Where did she go wrong?
Paying off your mortgage quickly is a noble goal. That said, it’s important to crunch the numbers and weigh all possible options. With today’s historically low interest rates, it may be more prudent to pay down your mortgage and invest at the same time. After all, if you have a change in circumstances in the future, you can’t eat your countertop.
STEP #1 Get a Clear Road Map for the Future
Much of Katie’s anxiety would have been mitigated if she had a plan. A good financial plan is akin to a GPS: it lays out a clear path, based on your goals, for what you need to do and when, to make it to your destination. This can include a plan for retirement, saving for a home, getting married, or making sure your hard-earned dollars are taxed less and go to whom you desire at your death. Even if life takes you off course through job loss, divorce, or the death of a partner, a good financial planner can recalculate a new path for you. It’s crucial that you keep looking for the right financial professional who will listen to your concerns and work with you to build a realistic and achievable plan.
STEP #2 Understand Mortgages
Katie was fixated on paying off her mortgage as soon as possible, without being fully aware of all her payment options. Mortgages can seem intimidating, especially since it’s probably one of the biggest purchases most people will ever make. You have many options as to how often you’ll make your mortgage payments. You can pay them once a month, every two weeks, or even weekly. If you pay weekly, you’ll make an extra payment or two per year, so it accelerates how fast you’re paying your mortgage and thus lowers how much interest you pay. It will cost you the most interest to pay monthly, but if that’s how you receive your paycheck, it may make sense to stick with monthly payments. Most mortgages allow you to prepay 10 or 20 percent per year without penalty and to double up on your payments, but you should check your mortgage agreement or ask your lender for details.

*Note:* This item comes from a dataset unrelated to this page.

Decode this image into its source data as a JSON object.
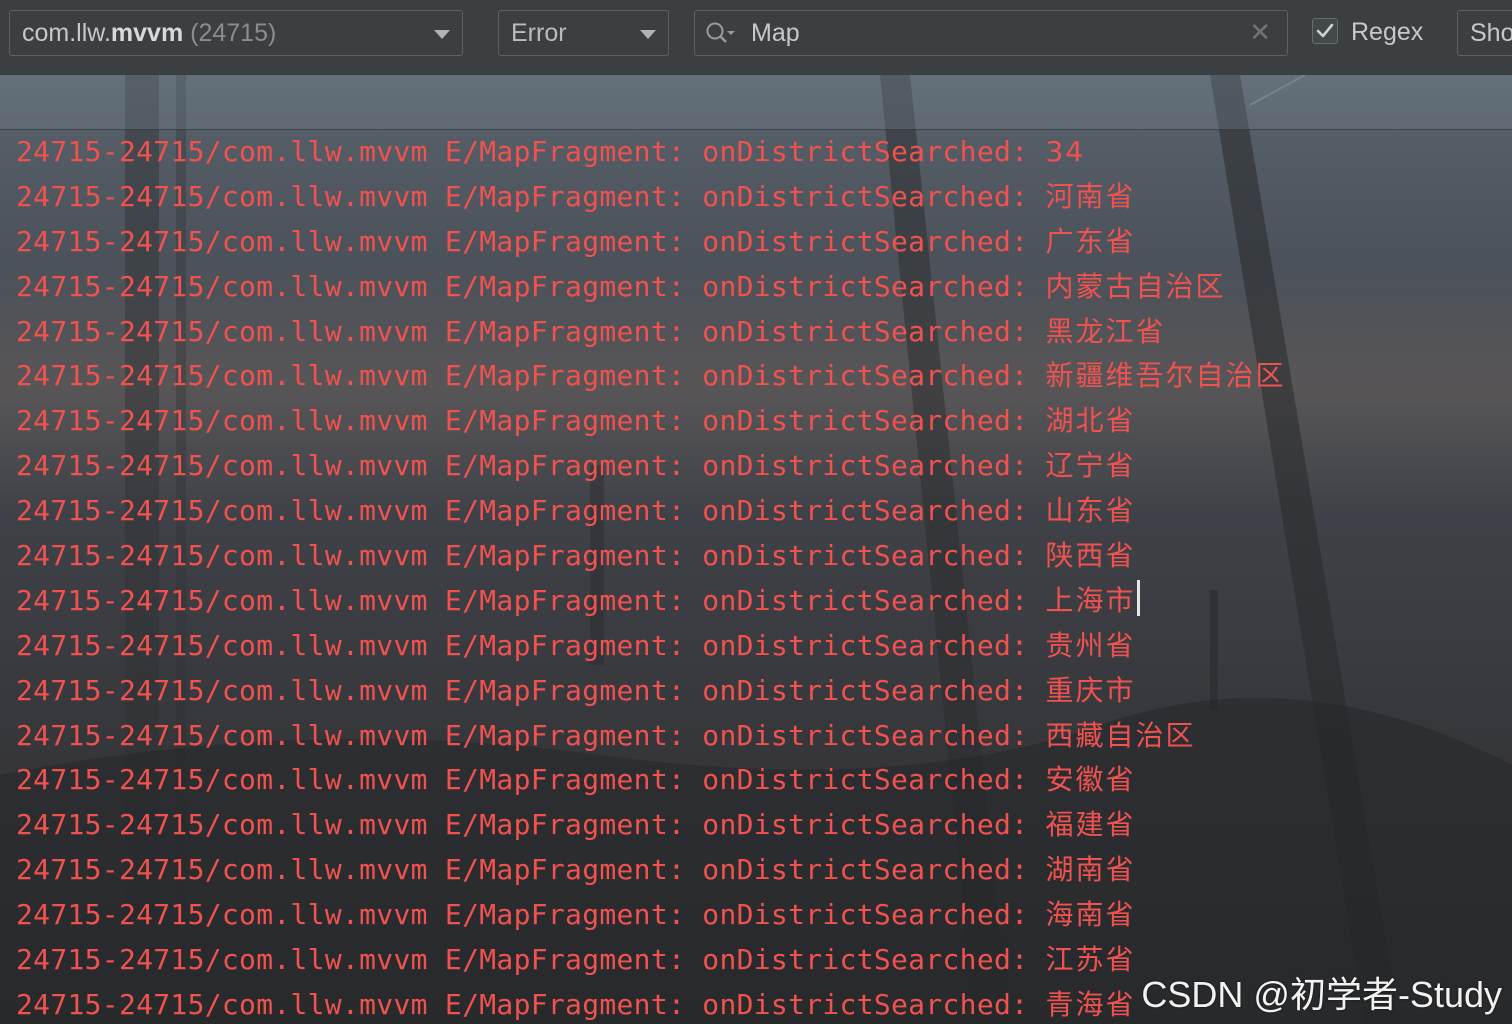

STEP #3 Weigh the Pros and Cons of Investing Versus Fast-Tracking Mortgage Payments
As we’ve seen above, there is a great benefit to paying off your mortgage faster, as you will pay a lot less in interest over the term. If you’re comfortable investing in a moderate- or aggressive-risk portfolio, especially with the tax benefits of an RRSP or TFSA, it’s not unreasonable to expect that those investments could earn more than the interest on your mortgage. This could add tens of thousands of dollars to your overall net worth over a decade or more. Of course, that’s not guaranteed. If your investment fees are high, it may be tougher to earn a better return than your mortgage rate over the long run. And if you’re a conservative investor, paying down debt may not be a bad “investment” alternative. If you can earn a higher return on your investments than your mortgage rate, you may come out ahead over the long run, especially if your tax rate is high now and you expect it to be low at retirement.
STEP #4 Figure Out Your Financial Fidelity

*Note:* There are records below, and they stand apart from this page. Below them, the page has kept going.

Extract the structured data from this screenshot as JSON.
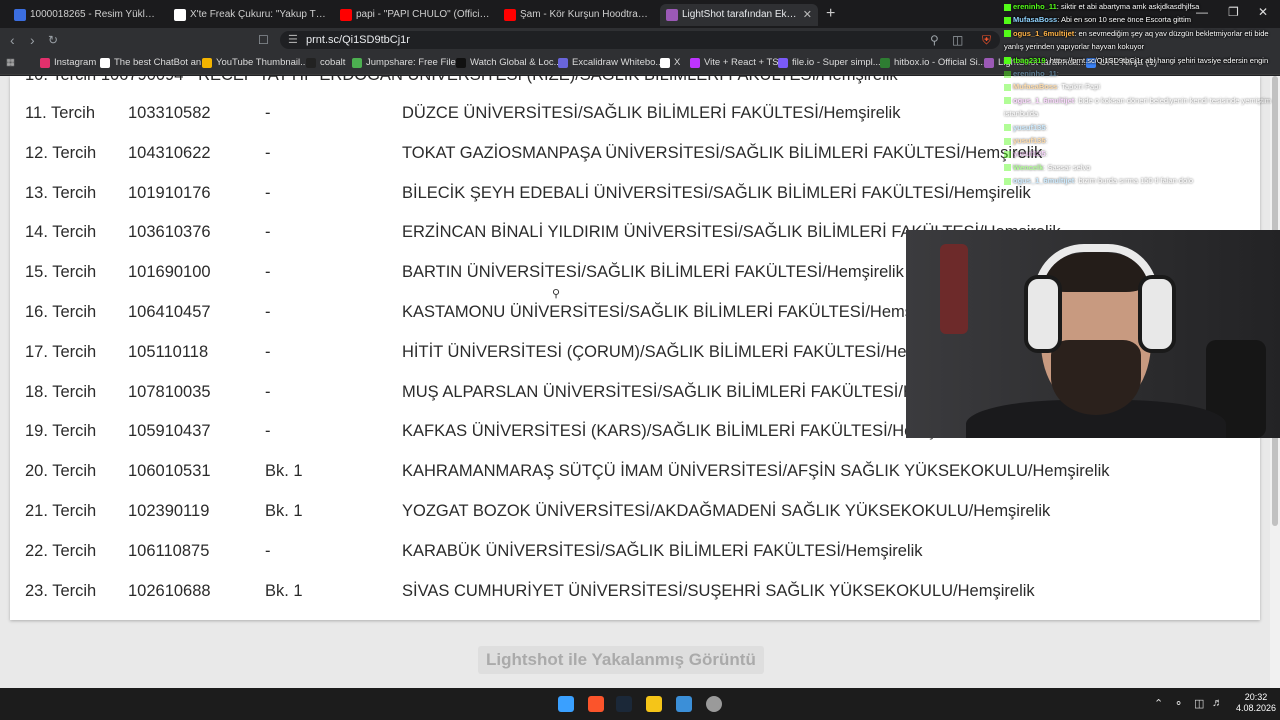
{
  "browser": {
    "tabs": [
      {
        "label": "1000018265 - Resim Yükle - Hızlı Resi...",
        "color": "#3b6ee0"
      },
      {
        "label": "X'te Freak Çukuru: \"Yakup TV, kızlarda...",
        "color": "#ffffff"
      },
      {
        "label": "papi - \"PAPI CHULO\" (Official Music V...",
        "color": "#ff0000"
      },
      {
        "label": "Şam - Kör Kurşun Hoodtrap | @Efesos...",
        "color": "#ff0000"
      },
      {
        "label": "LightShot tarafından Ekran Görün...",
        "color": "#9b59b6"
      }
    ],
    "new_tab": "+",
    "close": "✕",
    "url": "prnt.sc/Qi1SD9tbCj1r",
    "bookmarks": [
      {
        "label": "Instagram",
        "color": "#e1306c"
      },
      {
        "label": "The best ChatBot an...",
        "color": "#ffffff"
      },
      {
        "label": "YouTube Thumbnail...",
        "color": "#f4b400"
      },
      {
        "label": "cobalt",
        "color": "#222222"
      },
      {
        "label": "Jumpshare: Free File...",
        "color": "#4caf50"
      },
      {
        "label": "Watch Global & Loc...",
        "color": "#111111"
      },
      {
        "label": "Excalidraw Whitebo...",
        "color": "#6965db"
      },
      {
        "label": "X",
        "color": "#ffffff"
      },
      {
        "label": "Vite + React + TS",
        "color": "#bd34fe"
      },
      {
        "label": "file.io - Super simpl...",
        "color": "#7a5af8"
      },
      {
        "label": "hitbox.io - Official Si...",
        "color": "#2e7d32"
      },
      {
        "label": "LightShot tarafında...",
        "color": "#9b59b6"
      },
      {
        "label": "URL Ninja (1)",
        "color": "#3b82f6"
      }
    ]
  },
  "table": {
    "partial_top": "10. Tercih 106790094 - RECEP TAYYİP ERDOĞAN ÜNİVERSİTESİ (RİZE)/SAĞLIK BİLİMLERİ FAKÜLTESİ/Hemşirelik",
    "rows": [
      {
        "rank": "11. Tercih",
        "code": "103310582",
        "note": "-",
        "program": "DÜZCE ÜNİVERSİTESİ/SAĞLIK BİLİMLERİ FAKÜLTESİ/Hemşirelik"
      },
      {
        "rank": "12. Tercih",
        "code": "104310622",
        "note": "-",
        "program": "TOKAT GAZİOSMANPAŞA ÜNİVERSİTESİ/SAĞLIK BİLİMLERİ FAKÜLTESİ/Hemşirelik"
      },
      {
        "rank": "13. Tercih",
        "code": "101910176",
        "note": "-",
        "program": "BİLECİK ŞEYH EDEBALİ ÜNİVERSİTESİ/SAĞLIK BİLİMLERİ FAKÜLTESİ/Hemşirelik"
      },
      {
        "rank": "14. Tercih",
        "code": "103610376",
        "note": "-",
        "program": "ERZİNCAN BİNALİ YILDIRIM ÜNİVERSİTESİ/SAĞLIK BİLİMLERİ FAKÜLTESİ/Hemşirelik"
      },
      {
        "rank": "15. Tercih",
        "code": "101690100",
        "note": "-",
        "program": "BARTIN ÜNİVERSİTESİ/SAĞLIK BİLİMLERİ FAKÜLTESİ/Hemşirelik"
      },
      {
        "rank": "16. Tercih",
        "code": "106410457",
        "note": "-",
        "program": "KASTAMONU ÜNİVERSİTESİ/SAĞLIK BİLİMLERİ FAKÜLTESİ/Hemşirelik"
      },
      {
        "rank": "17. Tercih",
        "code": "105110118",
        "note": "-",
        "program": "HİTİT ÜNİVERSİTESİ (ÇORUM)/SAĞLIK BİLİMLERİ FAKÜLTESİ/Hemşirelik"
      },
      {
        "rank": "18. Tercih",
        "code": "107810035",
        "note": "-",
        "program": "MUŞ ALPARSLAN ÜNİVERSİTESİ/SAĞLIK BİLİMLERİ FAKÜLTESİ/Hemşirelik"
      },
      {
        "rank": "19. Tercih",
        "code": "105910437",
        "note": "-",
        "program": "KAFKAS ÜNİVERSİTESİ (KARS)/SAĞLIK BİLİMLERİ FAKÜLTESİ/Hemşirelik"
      },
      {
        "rank": "20. Tercih",
        "code": "106010531",
        "note": "Bk. 1",
        "program": "KAHRAMANMARAŞ SÜTÇÜ İMAM ÜNİVERSİTESİ/AFŞİN SAĞLIK YÜKSEKOKULU/Hemşirelik"
      },
      {
        "rank": "21. Tercih",
        "code": "102390119",
        "note": "Bk. 1",
        "program": "YOZGAT BOZOK ÜNİVERSİTESİ/AKDAĞMADENİ SAĞLIK YÜKSEKOKULU/Hemşirelik"
      },
      {
        "rank": "22. Tercih",
        "code": "106110875",
        "note": "-",
        "program": "KARABÜK ÜNİVERSİTESİ/SAĞLIK BİLİMLERİ FAKÜLTESİ/Hemşirelik"
      },
      {
        "rank": "23. Tercih",
        "code": "102610688",
        "note": "Bk. 1",
        "program": "SİVAS CUMHURİYET ÜNİVERSİTESİ/SUŞEHRİ SAĞLIK YÜKSEKOKULU/Hemşirelik"
      }
    ]
  },
  "footer_title": "Lightshot ile Yakalanmış Görüntü",
  "chat": [
    {
      "user": "ereninho_11",
      "text": ": siktir et abi abartyma amk askjdkasdhjlfsa",
      "faint": false
    },
    {
      "user": "MufasaBoss",
      "text": ": Abi en son 10 sene önce Escorta gittim",
      "faint": false
    },
    {
      "user": "ogus_1_6multijet",
      "text": ": en sevmediğim şey aq yav düzgün bekletmiyorlar eti bide",
      "faint": false
    },
    {
      "user": "",
      "text": "yanlış yerinden yapıyorlar hayvan kokuyor",
      "faint": false
    },
    {
      "user": "tbag2319",
      "text": ": https://prnt.sc/Qi1SD9tbCj1r abi hangi şehiri tavsiye edersin engin",
      "faint": false
    },
    {
      "user": "ereninho_11",
      "text": ": ",
      "faint": true
    },
    {
      "user": "MufasaBoss",
      "text": ": Tapkiri Papi",
      "faint": true
    },
    {
      "user": "ogus_1_6multijet",
      "text": ": bide o koksan döneri belediyenin kendi tesisinde yemiştim",
      "faint": true
    },
    {
      "user": "",
      "text": "istanbulda",
      "faint": true
    },
    {
      "user": "yusuf135",
      "text": ": ",
      "faint": true
    },
    {
      "user": "yusuf135",
      "text": ": ",
      "faint": true
    },
    {
      "user": "yusuf135",
      "text": ": ",
      "faint": true
    },
    {
      "user": "Wencelk",
      "text": ": Sassar selvo",
      "faint": true
    },
    {
      "user": "ogus_1_6multijet",
      "text": ": bizim burda sırma 150 tl falan dolo",
      "faint": true
    }
  ],
  "taskbar": {
    "icons": [
      {
        "name": "start",
        "color": "#3aa0ff"
      },
      {
        "name": "brave",
        "color": "#fb542b"
      },
      {
        "name": "steam",
        "color": "#1b2838"
      },
      {
        "name": "files",
        "color": "#f5c518"
      },
      {
        "name": "store",
        "color": "#3b8fd8"
      },
      {
        "name": "obs",
        "color": "#9a9a9a"
      }
    ],
    "time": "20:32",
    "date": "4.08.2026"
  }
}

Financial infidelity is a common issue for couples. A 2018 study revealed that 53 percent of participants said they had kept money secrets, such as hiding receipts or lying about the price of an item, from their partner. However, only 27 percent admitted to having committed a financial infidelity. Often when people partner up, the money game gets complicated, as everyone has different ideas of how to best use their funds—and you might not always agree. It’s vital to discuss finance as early as possible in your relationship so everyone is clear on where they stand and these types of situations can be avoided. Consider how you want to share money.

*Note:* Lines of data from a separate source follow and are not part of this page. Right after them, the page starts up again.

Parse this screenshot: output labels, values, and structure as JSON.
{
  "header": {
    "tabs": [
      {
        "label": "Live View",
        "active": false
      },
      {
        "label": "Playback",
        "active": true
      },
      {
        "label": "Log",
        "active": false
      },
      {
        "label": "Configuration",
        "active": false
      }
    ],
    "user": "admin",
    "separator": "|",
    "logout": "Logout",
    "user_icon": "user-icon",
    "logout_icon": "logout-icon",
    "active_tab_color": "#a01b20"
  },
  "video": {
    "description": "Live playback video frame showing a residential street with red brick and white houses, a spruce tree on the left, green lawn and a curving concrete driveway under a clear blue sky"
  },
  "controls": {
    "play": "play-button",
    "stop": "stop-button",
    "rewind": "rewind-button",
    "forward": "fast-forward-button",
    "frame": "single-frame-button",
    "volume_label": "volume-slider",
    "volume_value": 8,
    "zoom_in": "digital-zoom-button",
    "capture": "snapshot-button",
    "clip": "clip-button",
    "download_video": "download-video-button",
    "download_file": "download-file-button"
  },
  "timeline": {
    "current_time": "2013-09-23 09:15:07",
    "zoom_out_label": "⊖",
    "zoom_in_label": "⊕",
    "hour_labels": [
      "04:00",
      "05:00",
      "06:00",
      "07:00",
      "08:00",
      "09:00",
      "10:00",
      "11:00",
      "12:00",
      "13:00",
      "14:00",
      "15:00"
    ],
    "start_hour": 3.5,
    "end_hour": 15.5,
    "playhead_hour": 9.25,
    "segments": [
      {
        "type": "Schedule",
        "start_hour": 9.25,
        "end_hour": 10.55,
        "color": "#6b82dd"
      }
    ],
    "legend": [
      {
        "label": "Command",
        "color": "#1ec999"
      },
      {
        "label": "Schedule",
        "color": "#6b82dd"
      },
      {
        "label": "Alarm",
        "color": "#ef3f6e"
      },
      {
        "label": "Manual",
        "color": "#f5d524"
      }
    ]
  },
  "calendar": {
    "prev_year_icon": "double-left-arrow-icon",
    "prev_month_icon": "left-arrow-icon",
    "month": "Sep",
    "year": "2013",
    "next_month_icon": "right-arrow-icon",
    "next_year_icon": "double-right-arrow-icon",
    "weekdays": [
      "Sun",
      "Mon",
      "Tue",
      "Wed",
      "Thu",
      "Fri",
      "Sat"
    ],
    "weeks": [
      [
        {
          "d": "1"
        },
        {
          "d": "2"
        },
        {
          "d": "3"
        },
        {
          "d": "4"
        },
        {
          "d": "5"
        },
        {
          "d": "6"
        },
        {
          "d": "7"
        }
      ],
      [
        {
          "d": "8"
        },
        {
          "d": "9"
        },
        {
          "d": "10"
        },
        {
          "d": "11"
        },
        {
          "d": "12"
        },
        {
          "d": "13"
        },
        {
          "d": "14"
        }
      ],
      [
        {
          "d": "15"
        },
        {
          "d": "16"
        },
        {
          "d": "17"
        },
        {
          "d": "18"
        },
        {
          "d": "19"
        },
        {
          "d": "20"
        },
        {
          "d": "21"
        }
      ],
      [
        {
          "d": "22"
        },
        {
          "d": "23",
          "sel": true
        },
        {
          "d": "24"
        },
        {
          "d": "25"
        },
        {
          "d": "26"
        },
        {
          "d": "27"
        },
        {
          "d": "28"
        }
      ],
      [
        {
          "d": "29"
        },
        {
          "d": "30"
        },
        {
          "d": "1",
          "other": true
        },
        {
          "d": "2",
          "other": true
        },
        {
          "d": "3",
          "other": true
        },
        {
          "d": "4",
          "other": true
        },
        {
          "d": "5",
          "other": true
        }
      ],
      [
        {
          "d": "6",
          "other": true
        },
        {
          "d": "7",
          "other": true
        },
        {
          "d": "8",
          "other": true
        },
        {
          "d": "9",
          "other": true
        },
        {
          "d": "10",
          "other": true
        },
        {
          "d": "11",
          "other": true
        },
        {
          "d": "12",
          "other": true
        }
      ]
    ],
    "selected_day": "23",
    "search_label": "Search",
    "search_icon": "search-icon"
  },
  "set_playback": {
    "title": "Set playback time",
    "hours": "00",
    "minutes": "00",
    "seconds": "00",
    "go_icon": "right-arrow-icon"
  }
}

STEP #5 Find a Money Buddy
If you’re struggling financially, finding a money buddy or support group to share your struggles with can ease your anxiety and provide much-needed encouragement as you get back on your feet. If you’re like Katie and don’t have anyone to discuss money matters with, or feel overwhelmed talking about it with people you know well, start a Facebook group, start an investment club (formal or informal), or reach out to those you admire on LinkedIn for support.
Rich Girl Broke Girl: Save Better, Invest Smarter & Earn Your Way to Financial Freedom (Simon & Schuster Canada) by Kelly Keehn, $23.